[GOAL OF THE EXERCISE] Please give nothing except the number of lines in the records below that include the word "NEUTRAL".

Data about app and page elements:
== Segment start ==
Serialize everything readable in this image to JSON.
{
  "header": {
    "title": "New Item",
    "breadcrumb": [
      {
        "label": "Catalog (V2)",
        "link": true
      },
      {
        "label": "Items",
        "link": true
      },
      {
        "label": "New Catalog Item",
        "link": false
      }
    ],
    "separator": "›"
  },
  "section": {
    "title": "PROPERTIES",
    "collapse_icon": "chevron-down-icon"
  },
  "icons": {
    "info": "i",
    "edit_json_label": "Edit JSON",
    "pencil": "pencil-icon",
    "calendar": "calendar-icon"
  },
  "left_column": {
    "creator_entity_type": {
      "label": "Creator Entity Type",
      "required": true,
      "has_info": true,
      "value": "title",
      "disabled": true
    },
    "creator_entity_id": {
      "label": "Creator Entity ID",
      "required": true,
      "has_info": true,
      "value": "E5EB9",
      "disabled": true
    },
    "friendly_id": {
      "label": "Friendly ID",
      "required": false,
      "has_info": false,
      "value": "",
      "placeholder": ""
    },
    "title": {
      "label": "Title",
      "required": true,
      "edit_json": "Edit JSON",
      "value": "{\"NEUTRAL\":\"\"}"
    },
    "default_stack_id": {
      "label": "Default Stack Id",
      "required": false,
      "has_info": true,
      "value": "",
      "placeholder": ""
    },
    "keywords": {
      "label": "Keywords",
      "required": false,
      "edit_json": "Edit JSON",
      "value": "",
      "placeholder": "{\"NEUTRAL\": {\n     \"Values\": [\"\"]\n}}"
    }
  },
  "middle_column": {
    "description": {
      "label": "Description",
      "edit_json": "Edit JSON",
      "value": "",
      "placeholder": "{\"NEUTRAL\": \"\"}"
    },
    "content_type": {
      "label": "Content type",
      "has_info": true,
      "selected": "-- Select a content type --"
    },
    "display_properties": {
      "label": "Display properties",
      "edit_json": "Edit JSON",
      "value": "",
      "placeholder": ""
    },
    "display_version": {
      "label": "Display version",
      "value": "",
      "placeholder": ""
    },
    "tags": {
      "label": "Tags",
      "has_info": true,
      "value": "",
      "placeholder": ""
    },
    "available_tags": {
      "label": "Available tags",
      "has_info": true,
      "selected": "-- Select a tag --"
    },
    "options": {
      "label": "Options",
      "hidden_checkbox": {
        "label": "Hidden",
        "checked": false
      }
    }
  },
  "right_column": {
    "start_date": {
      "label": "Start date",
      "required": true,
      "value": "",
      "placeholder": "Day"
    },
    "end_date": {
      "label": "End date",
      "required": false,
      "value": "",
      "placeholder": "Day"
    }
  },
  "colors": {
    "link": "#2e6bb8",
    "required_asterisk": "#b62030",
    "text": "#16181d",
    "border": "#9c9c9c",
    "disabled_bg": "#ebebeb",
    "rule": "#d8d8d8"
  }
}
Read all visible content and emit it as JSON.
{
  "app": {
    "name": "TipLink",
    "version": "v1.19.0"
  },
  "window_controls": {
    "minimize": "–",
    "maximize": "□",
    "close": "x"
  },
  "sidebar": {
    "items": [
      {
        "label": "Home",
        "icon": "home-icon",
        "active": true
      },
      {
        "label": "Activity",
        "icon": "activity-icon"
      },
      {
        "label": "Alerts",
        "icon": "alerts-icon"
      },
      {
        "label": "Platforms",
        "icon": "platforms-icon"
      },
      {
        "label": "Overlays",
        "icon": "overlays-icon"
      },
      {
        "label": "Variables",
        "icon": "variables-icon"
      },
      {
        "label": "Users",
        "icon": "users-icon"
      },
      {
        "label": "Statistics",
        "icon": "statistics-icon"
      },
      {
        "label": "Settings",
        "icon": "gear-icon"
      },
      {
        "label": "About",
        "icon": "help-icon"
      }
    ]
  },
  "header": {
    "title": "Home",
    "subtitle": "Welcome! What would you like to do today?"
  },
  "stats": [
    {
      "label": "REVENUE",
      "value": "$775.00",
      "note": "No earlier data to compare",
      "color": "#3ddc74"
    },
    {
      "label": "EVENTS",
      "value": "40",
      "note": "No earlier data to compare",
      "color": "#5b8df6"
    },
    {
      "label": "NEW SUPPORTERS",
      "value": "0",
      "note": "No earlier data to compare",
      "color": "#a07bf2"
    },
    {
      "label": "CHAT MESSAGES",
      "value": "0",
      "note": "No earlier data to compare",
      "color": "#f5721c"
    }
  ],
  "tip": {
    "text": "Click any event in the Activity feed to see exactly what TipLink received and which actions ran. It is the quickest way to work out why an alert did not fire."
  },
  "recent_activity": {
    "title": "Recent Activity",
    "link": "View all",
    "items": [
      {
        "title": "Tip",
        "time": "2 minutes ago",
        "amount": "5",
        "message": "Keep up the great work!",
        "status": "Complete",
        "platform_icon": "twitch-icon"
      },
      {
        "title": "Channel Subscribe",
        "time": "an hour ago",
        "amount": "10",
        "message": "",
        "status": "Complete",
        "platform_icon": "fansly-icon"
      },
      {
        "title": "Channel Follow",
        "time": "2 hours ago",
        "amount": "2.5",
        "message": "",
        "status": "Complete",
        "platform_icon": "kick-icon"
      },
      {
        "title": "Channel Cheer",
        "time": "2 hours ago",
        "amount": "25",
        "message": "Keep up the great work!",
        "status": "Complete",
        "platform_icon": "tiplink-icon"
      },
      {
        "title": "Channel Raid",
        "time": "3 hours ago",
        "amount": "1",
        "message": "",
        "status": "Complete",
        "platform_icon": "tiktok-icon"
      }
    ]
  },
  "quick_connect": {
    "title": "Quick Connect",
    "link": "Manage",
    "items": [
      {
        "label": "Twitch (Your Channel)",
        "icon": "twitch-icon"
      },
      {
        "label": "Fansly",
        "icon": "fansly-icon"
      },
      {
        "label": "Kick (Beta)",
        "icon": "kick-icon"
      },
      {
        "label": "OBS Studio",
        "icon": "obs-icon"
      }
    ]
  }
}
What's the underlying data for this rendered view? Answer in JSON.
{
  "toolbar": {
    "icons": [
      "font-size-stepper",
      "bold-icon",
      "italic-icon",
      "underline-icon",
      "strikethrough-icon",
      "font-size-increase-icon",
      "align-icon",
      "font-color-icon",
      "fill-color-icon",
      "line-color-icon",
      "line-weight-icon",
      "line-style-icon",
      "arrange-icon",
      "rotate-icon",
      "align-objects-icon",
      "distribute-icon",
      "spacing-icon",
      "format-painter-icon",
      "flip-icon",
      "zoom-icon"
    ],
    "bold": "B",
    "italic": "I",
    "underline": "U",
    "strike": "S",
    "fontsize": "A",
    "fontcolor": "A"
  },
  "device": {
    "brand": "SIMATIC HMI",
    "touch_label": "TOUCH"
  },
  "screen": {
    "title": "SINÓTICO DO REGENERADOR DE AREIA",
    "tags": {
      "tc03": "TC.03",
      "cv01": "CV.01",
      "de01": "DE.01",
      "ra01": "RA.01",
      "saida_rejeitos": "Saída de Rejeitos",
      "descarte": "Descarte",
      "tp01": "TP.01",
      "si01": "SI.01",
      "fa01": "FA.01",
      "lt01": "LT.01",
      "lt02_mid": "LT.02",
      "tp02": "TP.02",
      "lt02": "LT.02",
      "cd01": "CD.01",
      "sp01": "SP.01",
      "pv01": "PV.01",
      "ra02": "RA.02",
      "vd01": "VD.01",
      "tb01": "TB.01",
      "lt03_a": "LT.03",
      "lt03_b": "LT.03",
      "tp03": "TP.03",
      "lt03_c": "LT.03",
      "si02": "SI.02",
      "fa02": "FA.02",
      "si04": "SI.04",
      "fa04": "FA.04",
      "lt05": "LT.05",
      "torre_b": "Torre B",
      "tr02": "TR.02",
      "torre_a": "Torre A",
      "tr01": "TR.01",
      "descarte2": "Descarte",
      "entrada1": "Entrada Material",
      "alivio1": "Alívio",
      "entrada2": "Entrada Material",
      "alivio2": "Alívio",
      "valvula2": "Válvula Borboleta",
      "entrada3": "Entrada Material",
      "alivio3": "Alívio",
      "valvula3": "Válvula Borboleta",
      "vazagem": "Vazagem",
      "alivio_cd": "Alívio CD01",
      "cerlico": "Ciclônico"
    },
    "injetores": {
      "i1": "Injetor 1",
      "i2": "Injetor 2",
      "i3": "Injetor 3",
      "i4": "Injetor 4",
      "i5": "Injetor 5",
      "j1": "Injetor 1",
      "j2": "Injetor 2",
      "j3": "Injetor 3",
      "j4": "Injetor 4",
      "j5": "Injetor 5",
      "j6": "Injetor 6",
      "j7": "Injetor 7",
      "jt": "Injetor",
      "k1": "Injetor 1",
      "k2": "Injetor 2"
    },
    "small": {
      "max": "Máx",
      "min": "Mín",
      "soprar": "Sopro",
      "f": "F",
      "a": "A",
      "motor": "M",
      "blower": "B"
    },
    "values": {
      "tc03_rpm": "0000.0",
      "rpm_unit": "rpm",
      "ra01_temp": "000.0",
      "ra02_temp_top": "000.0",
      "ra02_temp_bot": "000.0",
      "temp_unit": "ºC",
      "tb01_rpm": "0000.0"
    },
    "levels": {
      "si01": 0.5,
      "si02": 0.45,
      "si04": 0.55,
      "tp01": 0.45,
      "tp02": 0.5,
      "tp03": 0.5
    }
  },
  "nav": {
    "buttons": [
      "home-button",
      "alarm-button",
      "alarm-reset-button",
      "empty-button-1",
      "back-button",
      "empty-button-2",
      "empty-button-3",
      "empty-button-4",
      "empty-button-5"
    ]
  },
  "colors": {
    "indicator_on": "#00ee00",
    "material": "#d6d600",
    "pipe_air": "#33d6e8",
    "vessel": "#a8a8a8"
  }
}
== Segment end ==
[SOLUTION] 3